“PLANE LOCO” -
Steampunk flying locomotive model
contains over 1,000,000 matchsticks, 190L of glue,
and approximately 3000 hours to construct by Pat Acton
It measures over 6M long and
2.75M high, with a wing span of 3.95M.
The steampunk model is Pat’s own design, based loosely a 2-6-0 steam locomotive from the early 1900s and Leonardo da Vinci’s wing design from the 1500s.
It will remain on display at Matchstick Marvels until the end of July before delivery to Ripley’s Believe It or Not for placement in one of the their worldwide museums. It is the largest matchstick creation Acton has made.
New York City-based artist Andy Yoder used thousands of hand-painted matchsticks to create this awesome globe. The painstaking process took him two years, during which each match was glued onto a foam and cardboard frame inside a plywood skeleton. Entitled Early One Morning, the sculpture measures 42" in diameter.
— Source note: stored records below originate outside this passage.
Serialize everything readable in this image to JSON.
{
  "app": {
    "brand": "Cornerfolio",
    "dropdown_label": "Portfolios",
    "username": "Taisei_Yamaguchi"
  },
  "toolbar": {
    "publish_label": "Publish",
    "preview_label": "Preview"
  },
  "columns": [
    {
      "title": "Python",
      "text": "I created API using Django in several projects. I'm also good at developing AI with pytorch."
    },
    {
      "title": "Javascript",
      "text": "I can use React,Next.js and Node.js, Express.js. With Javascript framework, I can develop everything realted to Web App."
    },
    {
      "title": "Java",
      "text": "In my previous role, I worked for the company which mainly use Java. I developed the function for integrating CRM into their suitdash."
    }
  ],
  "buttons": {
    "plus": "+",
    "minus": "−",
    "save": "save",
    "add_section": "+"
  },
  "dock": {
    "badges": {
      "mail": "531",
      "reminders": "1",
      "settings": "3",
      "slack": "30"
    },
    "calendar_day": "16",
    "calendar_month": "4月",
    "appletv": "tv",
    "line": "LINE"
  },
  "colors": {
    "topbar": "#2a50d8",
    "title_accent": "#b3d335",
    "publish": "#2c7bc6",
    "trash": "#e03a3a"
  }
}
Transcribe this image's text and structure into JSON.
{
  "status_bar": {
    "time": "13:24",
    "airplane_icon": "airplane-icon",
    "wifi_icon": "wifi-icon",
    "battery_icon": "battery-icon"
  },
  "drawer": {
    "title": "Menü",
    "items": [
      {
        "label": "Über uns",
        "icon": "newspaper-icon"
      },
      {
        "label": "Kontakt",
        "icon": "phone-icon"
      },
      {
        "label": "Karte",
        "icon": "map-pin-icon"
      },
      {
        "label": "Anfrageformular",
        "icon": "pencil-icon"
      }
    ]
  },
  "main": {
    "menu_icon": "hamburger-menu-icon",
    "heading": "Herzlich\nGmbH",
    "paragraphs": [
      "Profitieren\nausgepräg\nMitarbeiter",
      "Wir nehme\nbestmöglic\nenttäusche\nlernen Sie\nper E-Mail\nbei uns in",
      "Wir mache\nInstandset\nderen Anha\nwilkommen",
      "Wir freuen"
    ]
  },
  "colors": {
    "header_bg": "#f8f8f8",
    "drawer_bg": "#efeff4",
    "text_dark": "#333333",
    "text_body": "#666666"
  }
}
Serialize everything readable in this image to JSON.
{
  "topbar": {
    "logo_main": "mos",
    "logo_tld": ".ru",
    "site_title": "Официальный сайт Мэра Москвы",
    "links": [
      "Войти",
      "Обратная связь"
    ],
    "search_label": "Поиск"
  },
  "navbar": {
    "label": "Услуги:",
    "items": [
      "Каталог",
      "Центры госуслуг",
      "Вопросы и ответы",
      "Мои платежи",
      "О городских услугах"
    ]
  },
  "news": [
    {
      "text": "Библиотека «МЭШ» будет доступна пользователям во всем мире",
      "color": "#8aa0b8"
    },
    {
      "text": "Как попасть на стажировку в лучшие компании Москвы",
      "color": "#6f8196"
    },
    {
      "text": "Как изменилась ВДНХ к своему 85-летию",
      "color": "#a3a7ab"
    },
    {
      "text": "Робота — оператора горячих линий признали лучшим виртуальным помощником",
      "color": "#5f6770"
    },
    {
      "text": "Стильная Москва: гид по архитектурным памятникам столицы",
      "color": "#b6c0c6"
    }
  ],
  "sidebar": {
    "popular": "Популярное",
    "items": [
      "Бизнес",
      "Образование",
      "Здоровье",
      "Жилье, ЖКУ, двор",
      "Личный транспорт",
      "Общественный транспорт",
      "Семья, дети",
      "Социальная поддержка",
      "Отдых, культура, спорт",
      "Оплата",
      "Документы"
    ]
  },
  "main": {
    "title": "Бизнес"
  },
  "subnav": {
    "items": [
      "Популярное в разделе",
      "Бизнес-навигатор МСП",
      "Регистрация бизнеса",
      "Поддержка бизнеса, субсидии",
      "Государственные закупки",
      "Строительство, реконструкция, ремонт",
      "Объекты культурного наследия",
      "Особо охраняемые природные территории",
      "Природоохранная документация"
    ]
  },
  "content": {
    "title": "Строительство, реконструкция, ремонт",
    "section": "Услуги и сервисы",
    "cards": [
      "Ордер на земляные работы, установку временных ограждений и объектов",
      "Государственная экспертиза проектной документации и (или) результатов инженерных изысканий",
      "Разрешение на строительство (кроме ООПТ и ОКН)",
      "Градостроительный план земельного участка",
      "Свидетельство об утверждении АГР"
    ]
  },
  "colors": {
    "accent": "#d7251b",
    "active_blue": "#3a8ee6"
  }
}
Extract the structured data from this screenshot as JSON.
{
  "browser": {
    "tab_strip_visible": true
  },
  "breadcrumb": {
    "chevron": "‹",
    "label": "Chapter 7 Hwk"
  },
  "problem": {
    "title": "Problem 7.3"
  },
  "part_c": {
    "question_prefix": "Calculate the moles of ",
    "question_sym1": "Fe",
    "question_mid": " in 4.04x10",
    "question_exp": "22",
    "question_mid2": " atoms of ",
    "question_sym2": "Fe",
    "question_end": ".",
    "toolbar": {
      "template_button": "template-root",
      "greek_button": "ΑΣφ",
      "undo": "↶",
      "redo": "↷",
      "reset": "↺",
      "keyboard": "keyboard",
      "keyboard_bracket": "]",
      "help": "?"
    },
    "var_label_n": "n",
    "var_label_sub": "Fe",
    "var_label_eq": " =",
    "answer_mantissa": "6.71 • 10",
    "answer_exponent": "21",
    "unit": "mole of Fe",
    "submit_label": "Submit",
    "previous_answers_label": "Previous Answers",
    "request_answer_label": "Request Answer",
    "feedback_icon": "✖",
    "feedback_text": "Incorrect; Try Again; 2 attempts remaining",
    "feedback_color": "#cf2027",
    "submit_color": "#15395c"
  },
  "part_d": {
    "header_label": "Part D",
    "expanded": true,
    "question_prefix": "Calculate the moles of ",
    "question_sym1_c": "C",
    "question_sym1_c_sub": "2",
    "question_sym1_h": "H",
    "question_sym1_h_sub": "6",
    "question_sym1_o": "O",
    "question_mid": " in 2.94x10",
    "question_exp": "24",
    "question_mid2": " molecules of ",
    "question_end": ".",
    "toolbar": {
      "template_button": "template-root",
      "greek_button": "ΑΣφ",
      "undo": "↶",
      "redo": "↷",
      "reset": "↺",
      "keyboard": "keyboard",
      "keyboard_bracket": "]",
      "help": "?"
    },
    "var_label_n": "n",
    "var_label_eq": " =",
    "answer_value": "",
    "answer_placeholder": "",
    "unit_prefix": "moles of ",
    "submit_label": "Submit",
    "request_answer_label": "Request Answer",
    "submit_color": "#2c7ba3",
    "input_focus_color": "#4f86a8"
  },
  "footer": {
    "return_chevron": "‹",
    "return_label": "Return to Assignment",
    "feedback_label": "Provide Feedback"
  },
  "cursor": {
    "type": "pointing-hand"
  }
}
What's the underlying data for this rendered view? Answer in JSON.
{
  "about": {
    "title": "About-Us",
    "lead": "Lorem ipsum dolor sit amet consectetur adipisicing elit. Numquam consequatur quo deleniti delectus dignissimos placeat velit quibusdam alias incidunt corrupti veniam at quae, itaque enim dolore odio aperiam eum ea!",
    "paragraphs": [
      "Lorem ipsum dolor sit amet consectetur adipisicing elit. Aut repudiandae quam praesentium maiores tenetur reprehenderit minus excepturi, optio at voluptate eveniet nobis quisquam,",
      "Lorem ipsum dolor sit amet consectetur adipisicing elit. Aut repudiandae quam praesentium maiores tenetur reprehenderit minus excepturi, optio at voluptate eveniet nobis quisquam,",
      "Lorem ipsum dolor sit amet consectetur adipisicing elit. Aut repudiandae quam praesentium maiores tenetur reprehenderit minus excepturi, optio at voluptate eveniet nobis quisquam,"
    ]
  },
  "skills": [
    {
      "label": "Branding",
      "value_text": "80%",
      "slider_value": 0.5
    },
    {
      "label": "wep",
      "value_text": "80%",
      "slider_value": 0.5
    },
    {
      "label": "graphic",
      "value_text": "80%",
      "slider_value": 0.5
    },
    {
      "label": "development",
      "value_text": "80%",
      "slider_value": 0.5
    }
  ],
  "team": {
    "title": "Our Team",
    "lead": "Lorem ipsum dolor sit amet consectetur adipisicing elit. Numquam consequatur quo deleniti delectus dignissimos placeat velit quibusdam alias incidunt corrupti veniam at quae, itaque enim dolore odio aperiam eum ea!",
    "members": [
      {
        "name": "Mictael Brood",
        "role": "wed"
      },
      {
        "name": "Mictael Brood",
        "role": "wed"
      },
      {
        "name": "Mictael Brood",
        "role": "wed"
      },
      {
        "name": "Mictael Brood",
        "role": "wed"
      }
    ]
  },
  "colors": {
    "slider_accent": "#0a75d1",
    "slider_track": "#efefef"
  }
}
And in case you’re daydreaming about setting this matchstick Earth on fire, Yoder’s son, Redditor yoderaustin, explained that the entire piece has been doused with flame retardant.
For reasons that neither science nor theology will ever be able to explain, Patrick Acton decided to spend three years of his life stacking matchsticks together to form the mountain city of Minas Tirith… Between the fortified city and the mountain upon which it sits, this seven-tier structure was built using 450,000 individual matchsticks. … He even managed to build curved walls and the winding branches of a miniature tree using nothing but tiny, brittle sticks.
GeekandSundry just linked this on Twitter, and my jaw dropped. It’s a scale model of Minas Tirith built out of my matchsticks. I don’t know if this is madness, or brilliance, but either way, holy shit.
German artist, Wolfgang Stiller’s install of burned out faces…or burned out lives laying in their matchbox coffins is part of an exhibit entitled “burnout”, now at the Python Gallery in Zurich until April 30th, 2013.